SAN JOSE, Calif. -- With COVID-19 cases rising again in the Bay Area, parents have a new consideration for protecting their children this week: The Food and Drug Administration granted emergency use authorization Tuesday for kids ages 5-11 to get a booster shot of Pfizer’s COVID-19 vaccine.
So should they? Tuesday’s announcement didn’t include much guidance for parents, who may have a mountain of questions about what to do next. Here’s a few questions and answers about the latest on boosters and vaccines for kids:
Q Are the boosters available for kids now?
A The FDA’s authorization allows medical staff to give kids their third shots. But that doesn’t necessarily mean you can get one today. County health departments, health care providers, including Kaiser Permanente and Sutter Health, and major pharmacies such as CVS say they are awaiting further guidance from the Centers for Disease Control and Prevention, whose vaccine experts are scheduled to meet Thursday.
Q When will kids be able to get boosted?
A The FDA says boosters should be given “at least five months after completion of a primary series” with Pfizer’s COVID-19 vaccine, which was initially authorized for kids 5-11 in October. So far only 29% of kids that age are fully vaccinated.
Q Are kids this age really at risk from the virus?
A COVID-19 has consistently been deadlier to older people, but children ages 5-11 have died from the disease — a total of 364, according to the CDC. How does that compare to other diseases? During the worst recent influenza season in 2009-2010, 358 pediatric flu-related deaths were reported to the CDC. There were 199 flu-related child deaths reported in 2019-2020, but statistical modeling suggests there may have been up to 434.
Q Why are they authorizing boosters for kids 5-11 now?
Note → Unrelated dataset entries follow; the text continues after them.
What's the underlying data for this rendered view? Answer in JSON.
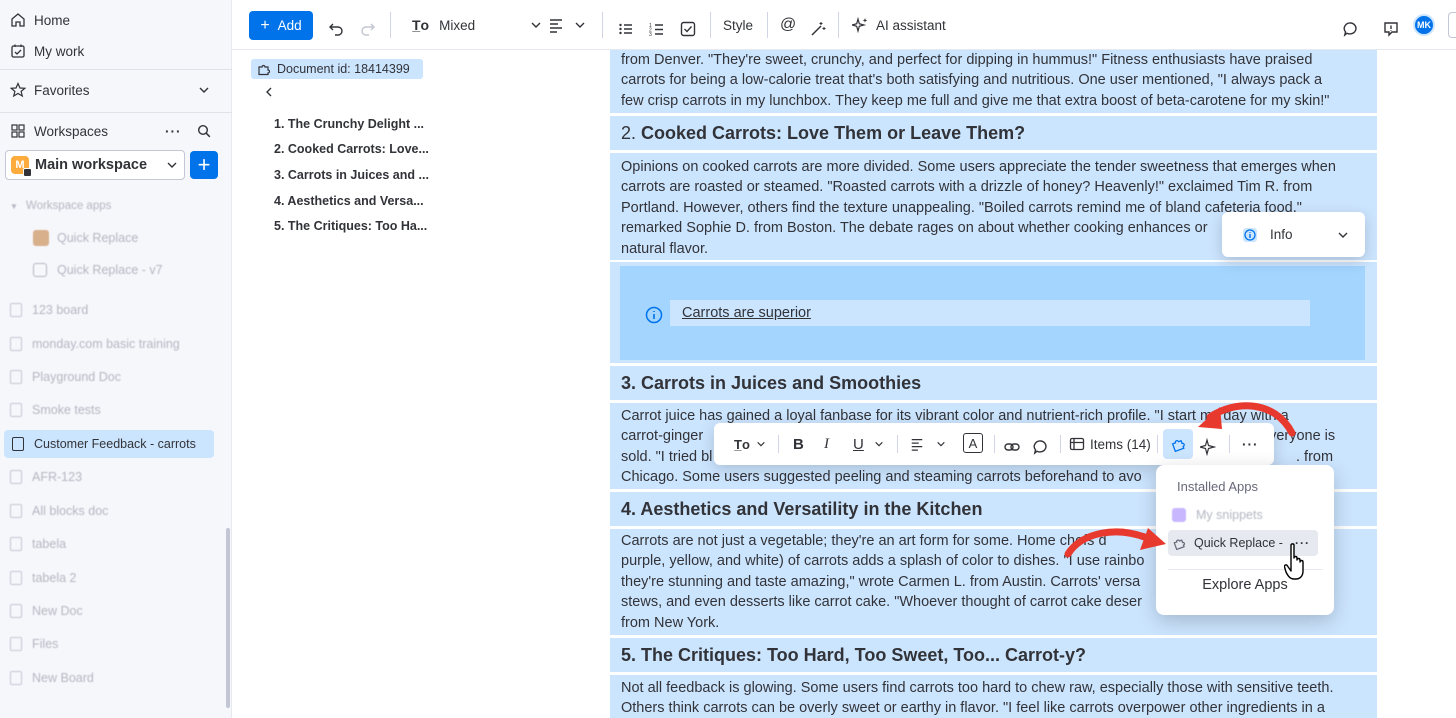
{
  "sidebar": {
    "home": "Home",
    "my_work": "My work",
    "favorites": "Favorites",
    "workspaces": "Workspaces",
    "workspace_name": "Main workspace",
    "workspace_badge": "M",
    "workspace_apps": "Workspace apps",
    "apps": [
      "Quick Replace",
      "Quick Replace - v7"
    ],
    "items": [
      "123 board",
      "monday.com basic training",
      "Playground Doc",
      "Smoke tests",
      "Customer Feedback - carrots",
      "AFR-123",
      "All blocks doc",
      "tabela",
      "tabela 2",
      "New Doc",
      "Files",
      "New Board"
    ],
    "active_item": "Customer Feedback - carrots"
  },
  "toolbar": {
    "add": "Add",
    "text_type": "Mixed",
    "style": "Style",
    "ai": "AI assistant",
    "avatar": "MK"
  },
  "outline": {
    "doc_id": "Document id: 18414399",
    "items": [
      "1. The Crunchy Delight ...",
      "2. Cooked Carrots: Love...",
      "3. Carrots in Juices and ...",
      "4. Aesthetics and Versa...",
      "5. The Critiques: Too Ha..."
    ]
  },
  "doc": {
    "p1": [
      "from Denver. \"They're sweet, crunchy, and perfect for dipping in hummus!\" Fitness enthusiasts have praised",
      "carrots for being a low-calorie treat that's both satisfying and nutritious. One user mentioned, \"I always pack a",
      "few crisp carrots in my lunchbox. They keep me full and give me that extra boost of beta-carotene for my skin!\""
    ],
    "h2_num": "2.",
    "h2": "Cooked Carrots: Love Them or Leave Them?",
    "p2": [
      "Opinions on cooked carrots are more divided. Some users appreciate the tender sweetness that emerges when",
      "carrots are roasted or steamed. \"Roasted carrots with a drizzle of honey? Heavenly!\" exclaimed Tim R. from",
      "Portland. However, others find the texture unappealing. \"Boiled carrots remind me of bland cafeteria food,\"",
      "remarked Sophie D. from Boston. The debate rages on about whether cooking enhances or",
      "natural flavor."
    ],
    "info_text": "Carrots are superior",
    "h3": "3. Carrots in Juices and Smoothies",
    "p3": [
      "Carrot juice has gained a loyal fanbase for its vibrant color and nutrient-rich profile. \"I start my day with a",
      "carrot-ginger",
      "everyone is",
      "sold. \"I tried bl",
      ". from",
      "Chicago. Some users suggested peeling and steaming carrots beforehand to avo"
    ],
    "h4": "4. Aesthetics and Versatility in the Kitchen",
    "p4": [
      "Carrots are not just a vegetable; they're an art form for some. Home chefs d",
      "purple, yellow, and white) of carrots adds a splash of color to dishes. \"I use rainbo",
      "they're stunning and taste amazing,\" wrote Carmen L. from Austin. Carrots' versa",
      "stews, and even desserts like carrot cake. \"Whoever thought of carrot cake deser",
      "from New York."
    ],
    "h5": "5. The Critiques: Too Hard, Too Sweet, Too... Carrot-y?",
    "p5": [
      "Not all feedback is glowing. Some users find carrots too hard to chew raw, especially those with sensitive teeth.",
      "Others think carrots can be overly sweet or earthy in flavor. \"I feel like carrots overpower other ingredients in a"
    ]
  },
  "info_dropdown": {
    "label": "Info"
  },
  "float_toolbar": {
    "items_label": "Items (14)"
  },
  "apps_menu": {
    "title": "Installed Apps",
    "my_snippets": "My snippets",
    "quick_replace": "Quick Replace -",
    "explore": "Explore Apps"
  },
  "colors": {
    "accent": "#0073ea",
    "selection": "#cce5ff",
    "info_block": "#a3d5ff",
    "arrow": "#e8392f"
  }
}
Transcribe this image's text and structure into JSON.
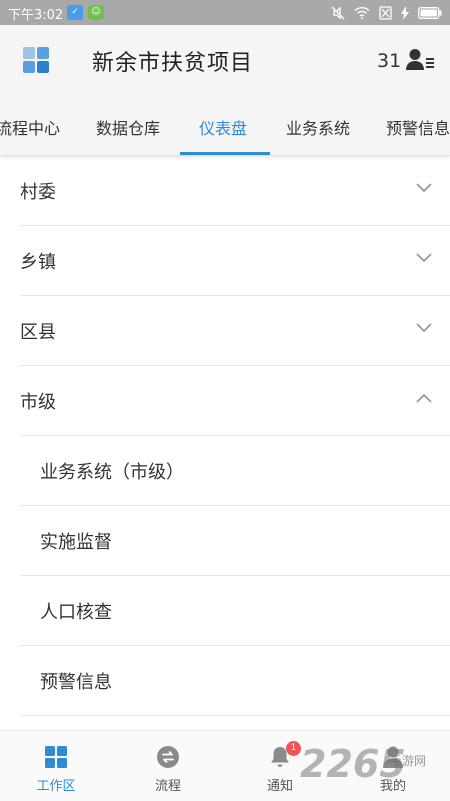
{
  "status_bar": {
    "time": "下午3:02",
    "badge_1": "✓",
    "badge_2": "☺"
  },
  "header": {
    "title": "新余市扶贫项目",
    "user_count": "31"
  },
  "tabs": [
    {
      "label": "流程中心",
      "active": false
    },
    {
      "label": "数据仓库",
      "active": false
    },
    {
      "label": "仪表盘",
      "active": true
    },
    {
      "label": "业务系统",
      "active": false
    },
    {
      "label": "预警信息",
      "active": false
    }
  ],
  "menu": {
    "groups": [
      {
        "label": "村委",
        "expanded": false
      },
      {
        "label": "乡镇",
        "expanded": false
      },
      {
        "label": "区县",
        "expanded": false
      },
      {
        "label": "市级",
        "expanded": true
      }
    ],
    "subitems": [
      {
        "label": "业务系统（市级）"
      },
      {
        "label": "实施监督"
      },
      {
        "label": "人口核查"
      },
      {
        "label": "预警信息"
      }
    ]
  },
  "bottom_nav": [
    {
      "label": "工作区",
      "icon": "grid-icon",
      "active": true
    },
    {
      "label": "流程",
      "icon": "flow-icon",
      "active": false
    },
    {
      "label": "通知",
      "icon": "bell-icon",
      "active": false,
      "badge": "1"
    },
    {
      "label": "我的",
      "icon": "person-icon",
      "active": false
    }
  ],
  "watermark": {
    "big": "2265",
    "small": "手游网"
  },
  "colors": {
    "accent": "#2f8bd6",
    "status_bar": "#a9a9a9",
    "header_bg": "#f5f5f5",
    "badge_red": "#f05454"
  }
}
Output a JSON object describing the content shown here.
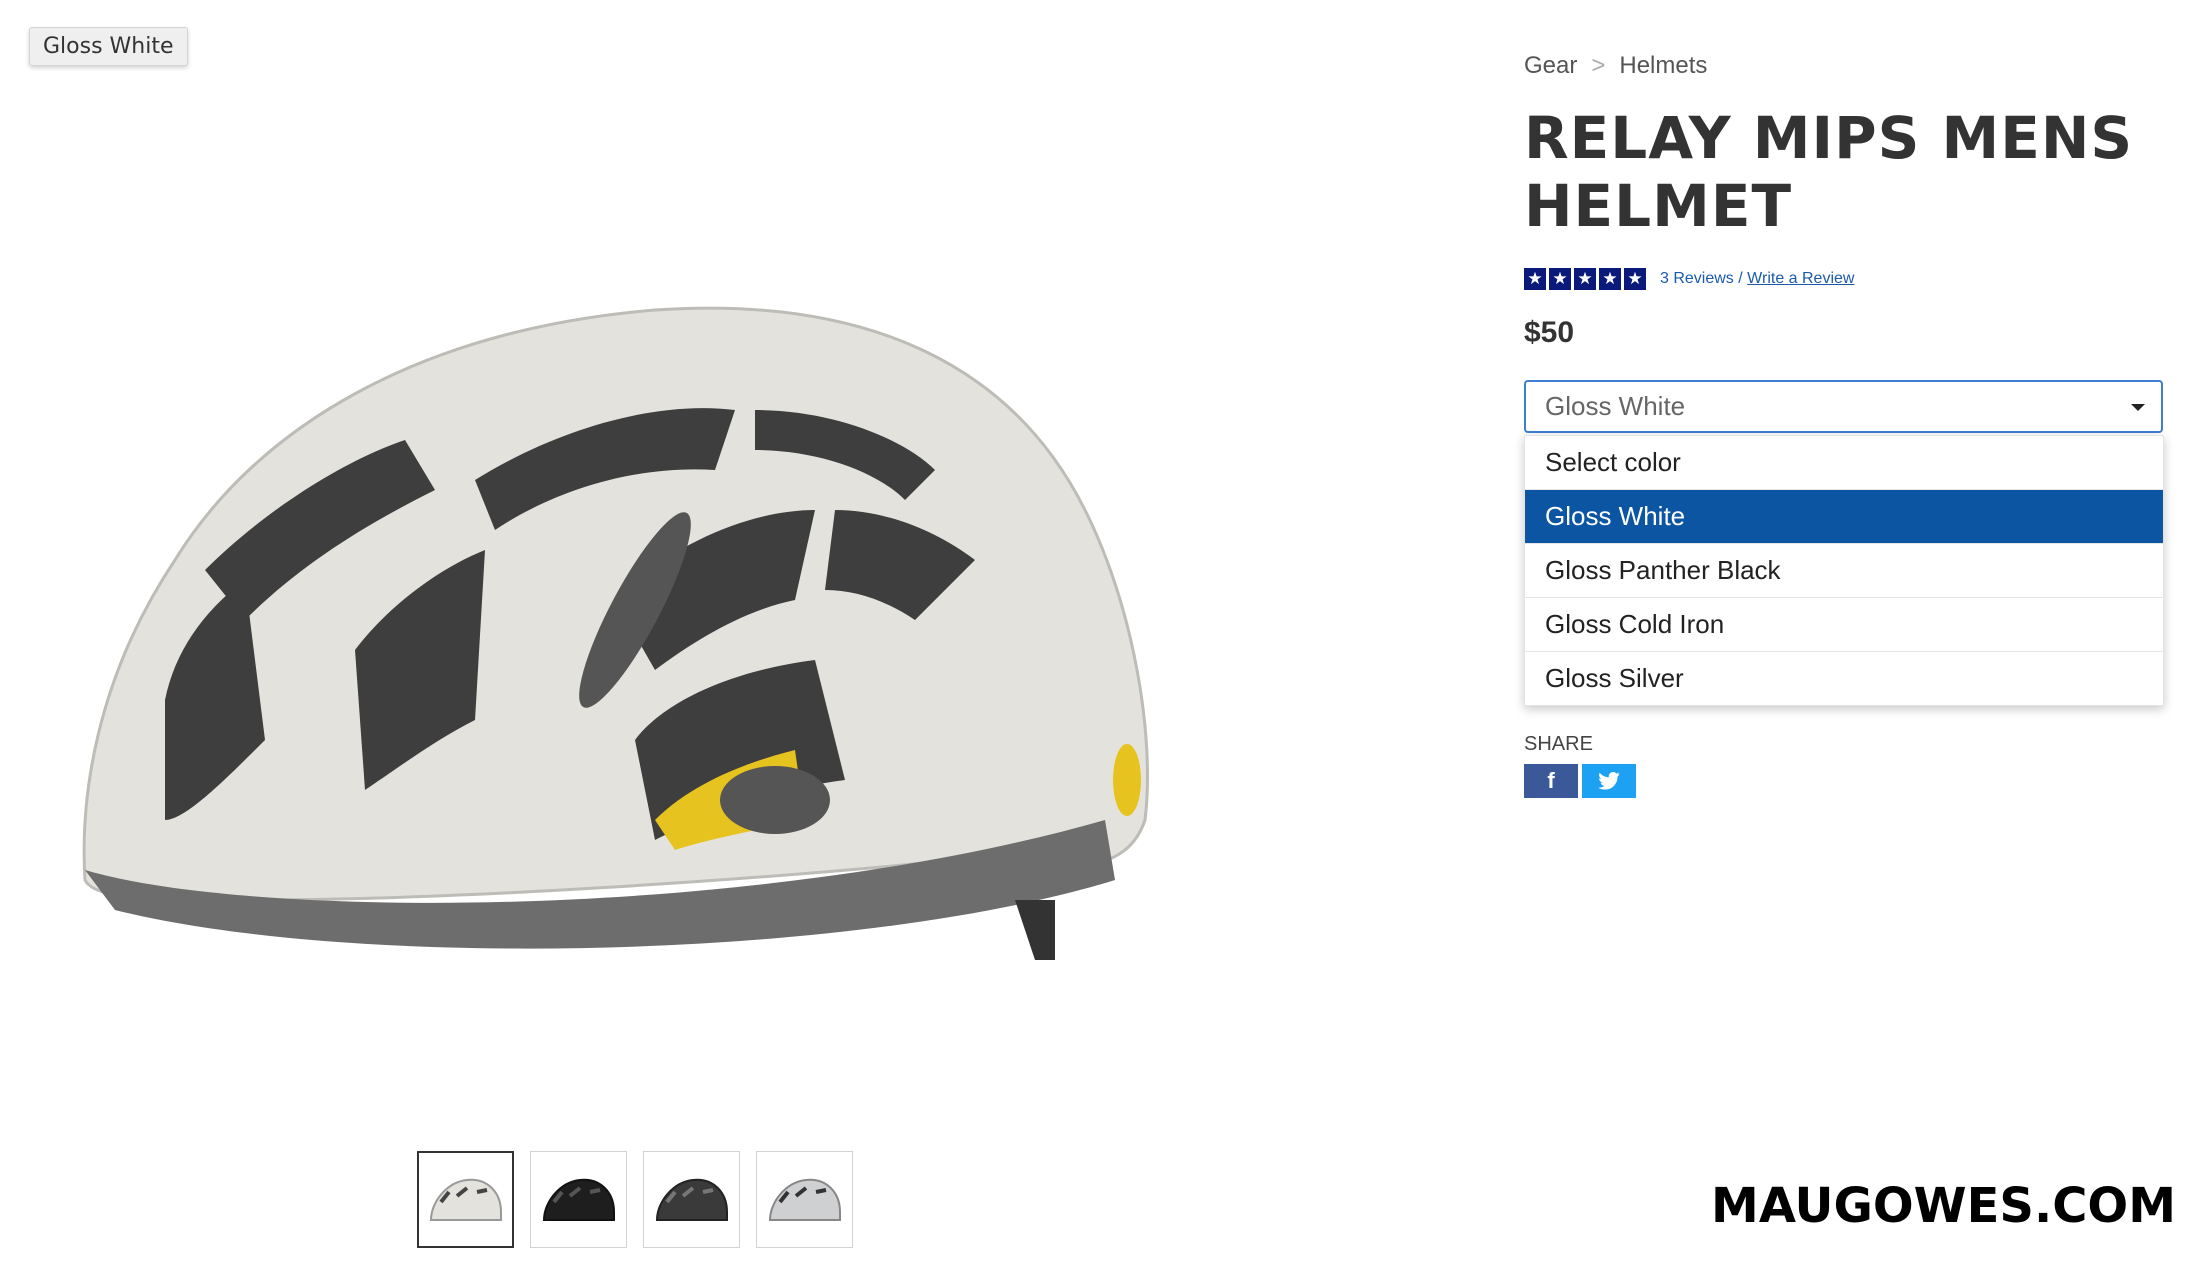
{
  "tooltip": {
    "text": "Gloss White"
  },
  "breadcrumb": {
    "items": [
      "Gear",
      "Helmets"
    ],
    "separator": ">"
  },
  "product": {
    "title": "RELAY MIPS MENS HELMET",
    "rating": 5,
    "reviews_count_label": "3 Reviews",
    "review_sep": "/",
    "write_review_label": "Write a Review",
    "price": "$50"
  },
  "color_select": {
    "selected": "Gloss White",
    "options": [
      "Select color",
      "Gloss White",
      "Gloss Panther Black",
      "Gloss Cold Iron",
      "Gloss Silver"
    ],
    "highlighted_index": 1
  },
  "share": {
    "label": "SHARE",
    "facebook_icon": "f",
    "twitter_icon": "t"
  },
  "thumbnails": [
    "white",
    "black",
    "cold-iron",
    "silver"
  ],
  "watermark": "MAUGOWES.COM",
  "colors": {
    "accent": "#0b55a3",
    "star": "#0a1a7a",
    "facebook": "#3b5998",
    "twitter": "#1da1f2"
  }
}
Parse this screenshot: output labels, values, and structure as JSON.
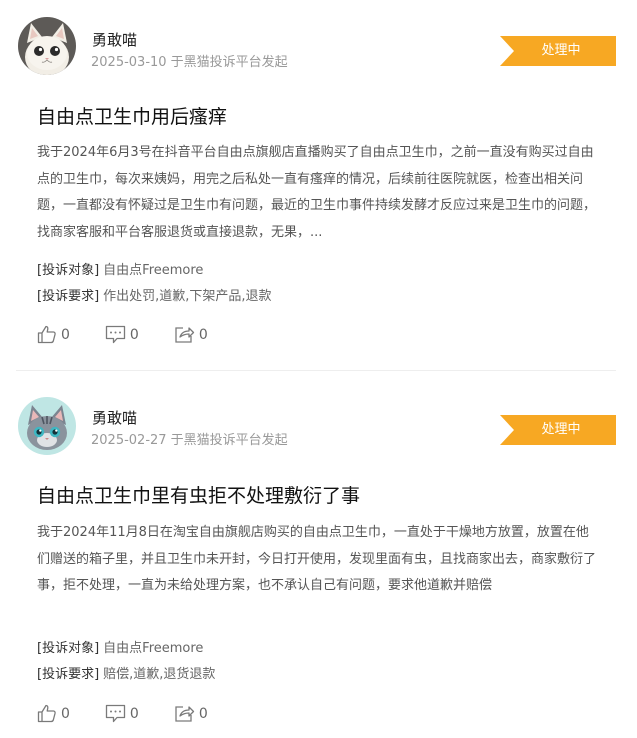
{
  "posts": [
    {
      "username": "勇敢喵",
      "meta": "2025-03-10 于黑猫投诉平台发起",
      "status": "处理中",
      "title": "自由点卫生巾用后瘙痒",
      "body": "我于2024年6月3号在抖音平台自由点旗舰店直播购买了自由点卫生巾，之前一直没有购买过自由点的卫生巾，每次来姨妈，用完之后私处一直有瘙痒的情况，后续前往医院就医，检查出相关问题，一直都没有怀疑过是卫生巾有问题，最近的卫生巾事件持续发酵才反应过来是卫生巾的问题，找商家客服和平台客服退货或直接退款，无果，...",
      "target_label": "[投诉对象]",
      "target_value": "自由点Freemore",
      "demand_label": "[投诉要求]",
      "demand_value": "作出处罚,道歉,下架产品,退款",
      "likes": "0",
      "comments": "0",
      "shares": "0"
    },
    {
      "username": "勇敢喵",
      "meta": "2025-02-27 于黑猫投诉平台发起",
      "status": "处理中",
      "title": "自由点卫生巾里有虫拒不处理敷衍了事",
      "body": "我于2024年11月8日在淘宝自由旗舰店购买的自由点卫生巾，一直处于干燥地方放置，放置在他们赠送的箱子里，并且卫生巾未开封，今日打开使用，发现里面有虫，且找商家出去，商家敷衍了事，拒不处理，一直为未给处理方案，也不承认自己有问题，要求他道歉并赔偿",
      "target_label": "[投诉对象]",
      "target_value": "自由点Freemore",
      "demand_label": "[投诉要求]",
      "demand_value": "赔偿,道歉,退货退款",
      "likes": "0",
      "comments": "0",
      "shares": "0"
    }
  ],
  "colors": {
    "badge": "#f7a823",
    "meta_text": "#999999",
    "divider": "#eeeeee"
  },
  "icons": {
    "like": "thumbs-up-icon",
    "comment": "comment-icon",
    "share": "share-icon",
    "avatar1": "white-cat-avatar",
    "avatar2": "gray-cat-avatar"
  }
}
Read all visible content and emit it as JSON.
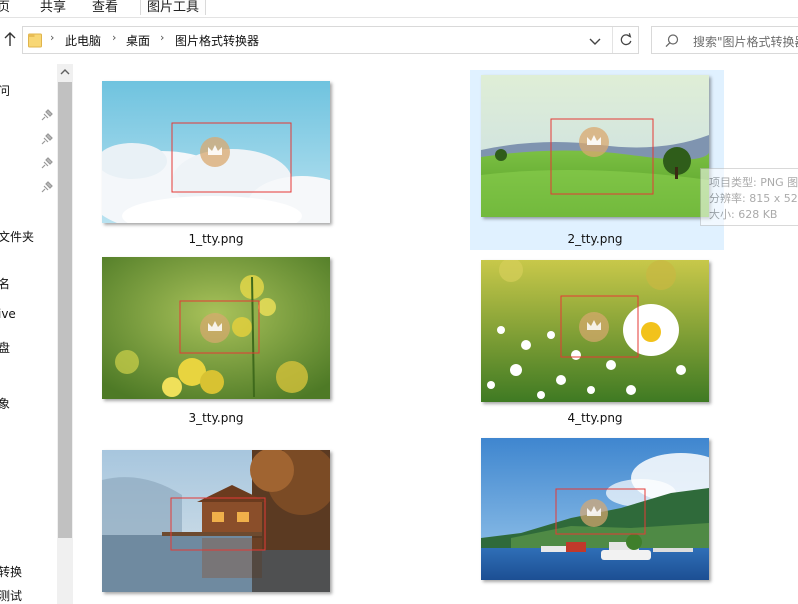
{
  "ribbon": {
    "tabs": [
      "页",
      "共享",
      "查看",
      "图片工具"
    ]
  },
  "address": {
    "crumbs": [
      "此电脑",
      "桌面",
      "图片格式转换器"
    ]
  },
  "search": {
    "placeholder": "搜索\"图片格式转换器"
  },
  "nav": {
    "items": [
      "问",
      "文件夹",
      "名",
      "ive",
      "盘",
      "象",
      "转换",
      "测试"
    ]
  },
  "files": [
    {
      "name": "1_tty.png",
      "selected": false
    },
    {
      "name": "2_tty.png",
      "selected": true
    },
    {
      "name": "3_tty.png",
      "selected": false
    },
    {
      "name": "4_tty.png",
      "selected": false
    },
    {
      "name": "",
      "selected": false
    },
    {
      "name": "",
      "selected": false
    }
  ],
  "tooltip": {
    "type": "项目类型: PNG 图",
    "resolution": "分辨率: 815 x 52",
    "size": "大小: 628 KB"
  },
  "colors": {
    "selection": "#cce8ff",
    "annotation_box": "#e53935"
  }
}
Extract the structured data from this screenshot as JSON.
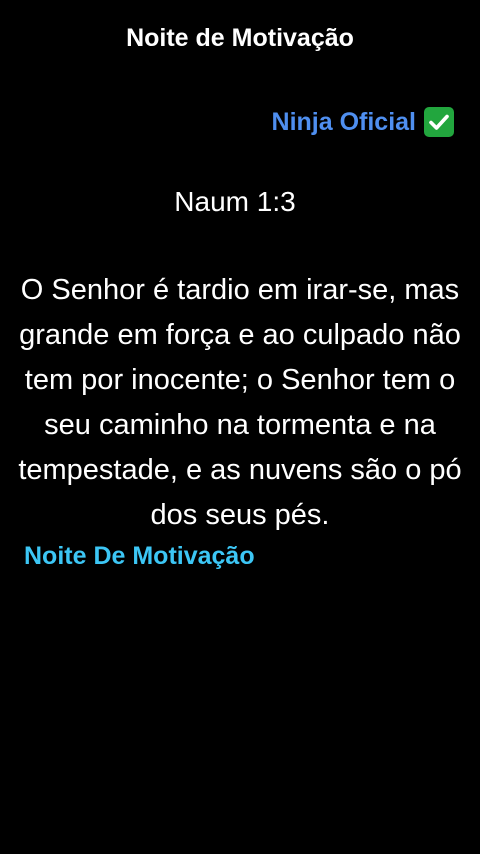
{
  "header": {
    "title": "Noite de Motivação"
  },
  "author": {
    "name": "Ninja Oficial",
    "badge_icon": "check-mark-button-icon",
    "badge_color": "#22a63e",
    "name_color": "#4f8ff0"
  },
  "verse": {
    "reference": "Naum 1:3",
    "text": "O Senhor é tardio em irar-se, mas grande em força e ao culpado não tem por inocente; o Senhor tem o seu caminho na tormenta e na tempestade, e as nuvens são o pó dos seus pés."
  },
  "signature": {
    "text": "Noite De Motivação",
    "color": "#3cc6f5"
  },
  "colors": {
    "background": "#000000",
    "text": "#ffffff"
  }
}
A Dr. Peter Marks, who heads the FDA’s Center for Biologics Evaluation and Research, said that “emerging data suggest that vaccine effectiveness against COVID-19 wanes after the second dose of the vaccine in all authorized populations.” He added that the agency has determined “the known and potential benefits” of a booster shot outweigh “its known and potential risks.”